Jules demonstrates he is one cool cat under pressure. When Vincent blows Marvin’s brains all over the car, Jules is required to take over the situation. He assesses where they are, who he can go to quickly, is the one to make the call to Marsellus. This is also seen back with Brett and his crew. It is obvious which of the two hitmen is in control. He sticks to the mission and does not deviate. When a bump is hit, he is quick on his feet and can change to fit the new scenario.
Lastly, he knows how to be gracious. In the situation with Marvin’s head blown all over the car and the Wolf is sent to help, he shows the man nothing but gratitude. He listens to and follows everything the man says without question. When the Wolf asks something, Jules answers with sincerity. When Vincent, with his pride, almost runs the Wolf off, Jules is quick to let him know his help is appreciated. When the situation is over, he tells the Wolf, “it was a real pleasure watching you work.” Jules is one bad mofo, yet he shows humility and gratitude to others.
The test of character comes in the epilogue. The views are brought back to where they started, the diner. Jules informs Vincent of his plans to “walk the earth like Caine from Kung Fu,” helping people in need during his journeys. He feels the narrow escape from the harrowing situations they experienced to this point, which all take place in the short span of the morning hours, are a message from God to change his ways. Little does he realize he is about to face one more.
The audience is shown this is the same diner Ringo and Yolanda are contemplating robbing. There now hangs the knowledge of the robbery about to take place in a location containing two professional, seasoned hitmen having a very bad morning.
Vincent is in the bathroom when the robbery begins. Jules, unlike the other patrons, sits cool, continuing to eat his muffin. When Ringo comes to collect his wallet, Jules gives it to him no problem. It is only when the briefcase comes into play Jules takes action against these wet-behind-the-ears criminals. As he tells them, “it don’t belong to me. Besides, I've already been through too much shit this morning over this case to hand it over to your dumb ass.” Faced with potential death, he is still only willing to part with his possessions. He shows respect to Marsellus by protecting his property.

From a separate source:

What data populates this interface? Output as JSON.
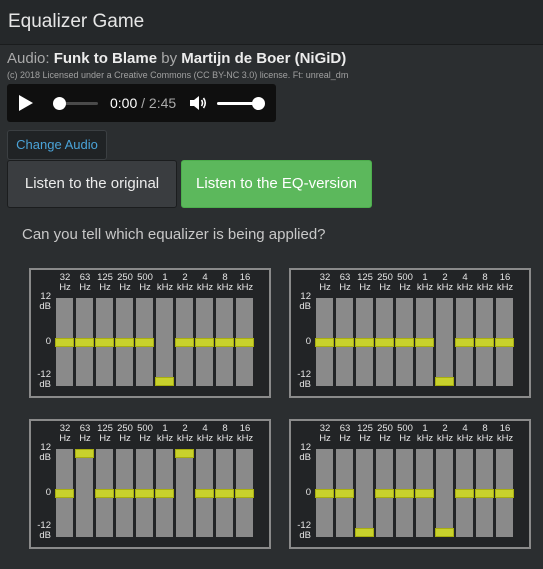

When Vincent returns, a modified Mexican stand-off commences. Jules does everything he can to keep the situation from escalating. He is determined everyone in the diner leaves of their own power, something that has not happened in any of the ones the duo has been a part of that morning. He makes his intentions clear when he informs Vincent, when he speaks to Ringo, “I'm not giving you that money. I'm buying something from you…Your life. I'm givin' you that money so I don't have to kill your ass.” Through he specifies the two lovebirds, in reality, it is every soul under that roof.
The film spectators then hear Jules recite his Ezekiel 25:17-inspired speech one final time. In this reciting, the Bible verse is quoted correctly. This is significant, as it solidifies Jules’ decision to “walk the path of the righteous man.” As the final act of attrition, he confesses that he is “the tyranny of evil men. But I'm tryin'…real hard to be the shepherd.” Ringo and Yolanda exit a bit richer and much wiser. The hitmen quickly follow. Here ends the career of Jules Winnfield, professional hitman, without a life lost or drop of blood spilled.
In a simple story structure, the protagonist is put through trials that bring dynamic change by the end. And of all the players in Pulp Fiction, this change is most dramatic and deep in the character of Jules Winnfield. In the span of 154 minutes, he goes from lucrative hitman to protector of the weak. When viewed through the lens of straightforward storytelling, it is clear "Pulp Fiction" is the tale of one man’s journey to redemption.
© 2019 Kristen Willms